[[ Input for this task, beginning ]]
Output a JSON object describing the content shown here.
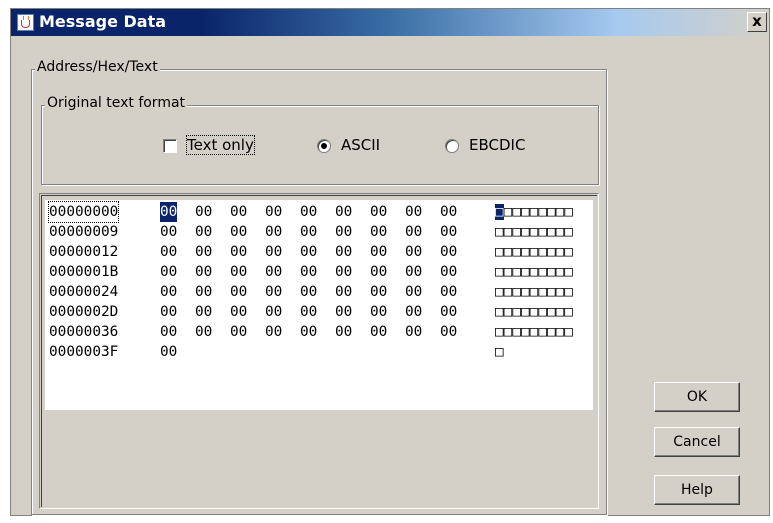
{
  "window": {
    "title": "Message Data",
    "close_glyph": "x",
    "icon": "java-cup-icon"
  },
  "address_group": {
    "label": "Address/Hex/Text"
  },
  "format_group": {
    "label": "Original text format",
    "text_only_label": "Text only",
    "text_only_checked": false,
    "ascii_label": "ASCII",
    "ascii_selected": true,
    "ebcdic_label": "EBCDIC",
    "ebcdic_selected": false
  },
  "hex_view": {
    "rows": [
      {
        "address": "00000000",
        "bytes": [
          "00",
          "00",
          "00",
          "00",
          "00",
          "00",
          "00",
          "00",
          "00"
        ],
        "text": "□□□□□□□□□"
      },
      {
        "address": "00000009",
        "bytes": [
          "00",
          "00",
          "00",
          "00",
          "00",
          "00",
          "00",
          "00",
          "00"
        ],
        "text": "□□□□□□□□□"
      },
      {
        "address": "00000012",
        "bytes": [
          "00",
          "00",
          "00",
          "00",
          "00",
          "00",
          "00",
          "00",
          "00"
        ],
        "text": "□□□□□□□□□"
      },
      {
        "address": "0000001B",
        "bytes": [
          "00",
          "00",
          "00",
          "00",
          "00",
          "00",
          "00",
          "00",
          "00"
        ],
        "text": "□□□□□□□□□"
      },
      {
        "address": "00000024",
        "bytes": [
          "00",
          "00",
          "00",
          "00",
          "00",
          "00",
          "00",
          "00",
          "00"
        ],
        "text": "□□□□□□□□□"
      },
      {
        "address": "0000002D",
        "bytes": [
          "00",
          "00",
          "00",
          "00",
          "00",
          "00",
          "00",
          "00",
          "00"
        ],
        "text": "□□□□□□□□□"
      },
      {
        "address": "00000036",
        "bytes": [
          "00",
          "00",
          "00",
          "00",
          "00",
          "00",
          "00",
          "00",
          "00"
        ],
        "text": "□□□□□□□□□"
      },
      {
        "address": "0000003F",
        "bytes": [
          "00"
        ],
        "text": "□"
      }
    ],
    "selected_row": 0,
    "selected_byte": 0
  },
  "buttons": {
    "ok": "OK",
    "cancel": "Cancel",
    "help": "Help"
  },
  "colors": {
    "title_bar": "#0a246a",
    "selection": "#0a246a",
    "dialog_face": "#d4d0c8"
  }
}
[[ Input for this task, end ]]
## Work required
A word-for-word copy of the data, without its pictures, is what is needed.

## Solved problem
Output a JSON object describing the content shown here.
{
  "window": {
    "title": "Message Data",
    "close_glyph": "x",
    "icon": "java-cup-icon"
  },
  "address_group": {
    "label": "Address/Hex/Text"
  },
  "format_group": {
    "label": "Original text format",
    "text_only_label": "Text only",
    "text_only_checked": false,
    "ascii_label": "ASCII",
    "ascii_selected": true,
    "ebcdic_label": "EBCDIC",
    "ebcdic_selected": false
  },
  "hex_view": {
    "rows": [
      {
        "address": "00000000",
        "bytes": [
          "00",
          "00",
          "00",
          "00",
          "00",
          "00",
          "00",
          "00",
          "00"
        ],
        "text": "□□□□□□□□□"
      },
      {
        "address": "00000009",
        "bytes": [
          "00",
          "00",
          "00",
          "00",
          "00",
          "00",
          "00",
          "00",
          "00"
        ],
        "text": "□□□□□□□□□"
      },
      {
        "address": "00000012",
        "bytes": [
          "00",
          "00",
          "00",
          "00",
          "00",
          "00",
          "00",
          "00",
          "00"
        ],
        "text": "□□□□□□□□□"
      },
      {
        "address": "0000001B",
        "bytes": [
          "00",
          "00",
          "00",
          "00",
          "00",
          "00",
          "00",
          "00",
          "00"
        ],
        "text": "□□□□□□□□□"
      },
      {
        "address": "00000024",
        "bytes": [
          "00",
          "00",
          "00",
          "00",
          "00",
          "00",
          "00",
          "00",
          "00"
        ],
        "text": "□□□□□□□□□"
      },
      {
        "address": "0000002D",
        "bytes": [
          "00",
          "00",
          "00",
          "00",
          "00",
          "00",
          "00",
          "00",
          "00"
        ],
        "text": "□□□□□□□□□"
      },
      {
        "address": "00000036",
        "bytes": [
          "00",
          "00",
          "00",
          "00",
          "00",
          "00",
          "00",
          "00",
          "00"
        ],
        "text": "□□□□□□□□□"
      },
      {
        "address": "0000003F",
        "bytes": [
          "00"
        ],
        "text": "□"
      }
    ],
    "selected_row": 0,
    "selected_byte": 0
  },
  "buttons": {
    "ok": "OK",
    "cancel": "Cancel",
    "help": "Help"
  },
  "colors": {
    "title_bar": "#0a246a",
    "selection": "#0a246a",
    "dialog_face": "#d4d0c8"
  }
}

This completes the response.